Sexes Eligible for Study:   All
Accepts Healthy Volunteers:   Yes
Sampling Method:   Probability Sample
Study Population
Children and adolescents with a diagnosis of ADHD, aged 6 to 18 inclusive (at baseline), referred to the Provincial ADHD Program for clinical assessment.
Criteria

Inclusion Criteria:

Meet DSM-IV criteria for ADHD

Exclusion Criteria:

  Contacts and Locations
Information from the National Library of Medicine

To learn more about this study, you or your doctor may contact the study research staff using the contact information provided by the sponsor.

Please refer to this study by its ClinicalTrials.gov identifier (NCT number): NCT00307268
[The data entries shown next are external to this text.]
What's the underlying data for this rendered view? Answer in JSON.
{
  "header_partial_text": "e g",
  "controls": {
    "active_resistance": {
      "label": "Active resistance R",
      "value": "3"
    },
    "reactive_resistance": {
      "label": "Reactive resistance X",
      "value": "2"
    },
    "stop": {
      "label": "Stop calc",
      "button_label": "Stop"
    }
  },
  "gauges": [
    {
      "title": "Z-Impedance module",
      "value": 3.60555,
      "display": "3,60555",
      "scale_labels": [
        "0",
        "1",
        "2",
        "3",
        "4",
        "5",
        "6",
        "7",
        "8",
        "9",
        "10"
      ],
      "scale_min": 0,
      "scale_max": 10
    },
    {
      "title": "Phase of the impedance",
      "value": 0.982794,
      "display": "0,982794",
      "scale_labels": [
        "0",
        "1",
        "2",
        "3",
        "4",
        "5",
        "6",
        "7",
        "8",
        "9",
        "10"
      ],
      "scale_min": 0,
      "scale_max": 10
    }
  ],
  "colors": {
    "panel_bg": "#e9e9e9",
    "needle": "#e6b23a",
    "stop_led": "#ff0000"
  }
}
Locations
Canada, British Columbia
Children's and Women's Health Centre of BC
Vancouver, British Columbia, Canada
Sponsors and Collaborators
University of British Columbia
Eli Lilly and Company
Janssen-Ortho LLC
Purdue
Shire
Investigators
Principal Investigator: Margaret Weiss, MD, PhD The University of British Columbia
  More Information
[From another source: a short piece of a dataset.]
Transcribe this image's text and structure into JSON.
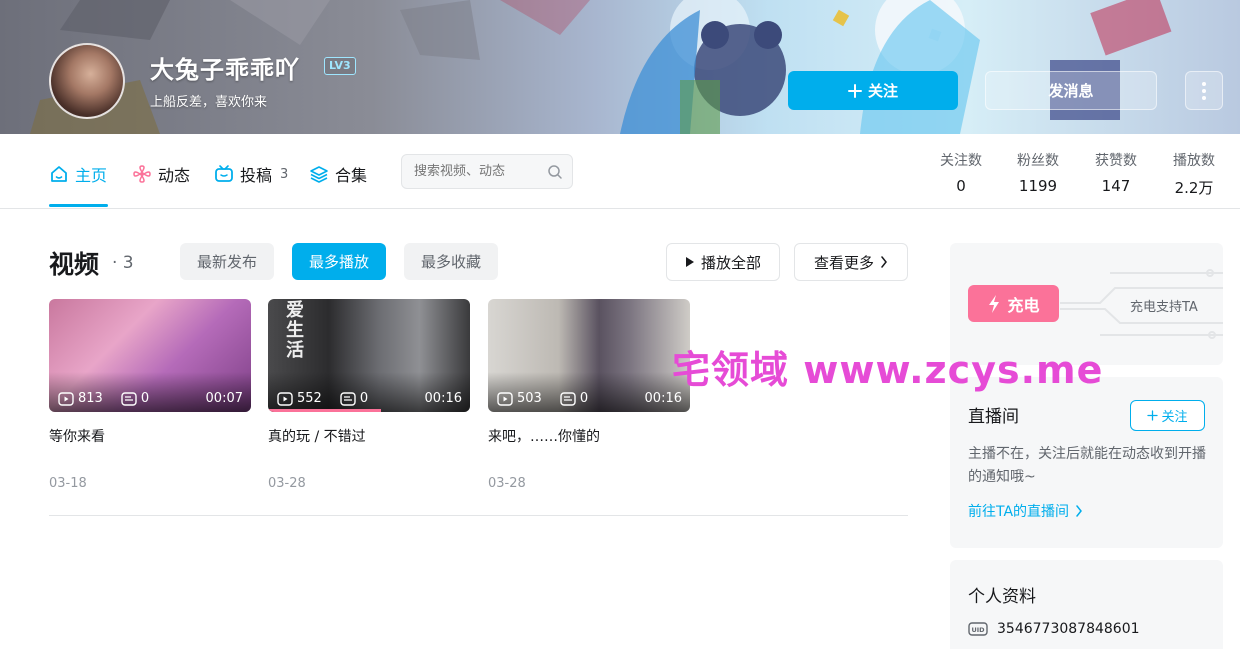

Responsible Party: University of British Columbia
ClinicalTrials.gov Identifier: NCT00307268     History of Changes
Other Study ID Numbers: H05-70361
First Submitted: March 23, 2006
First Posted: March 27, 2006
Last Update Posted: January 23, 2013
Last Verified: January 2013

Keywords provided by University of British Columbia:
ADHD Effectiveness

Additional relevant MeSH terms:
Attention Deficit Disorder with Hyperactivity
Attention Deficit and Disruptive Behavior Disorders
Neurodevelopmental Disorders
Mental Disorders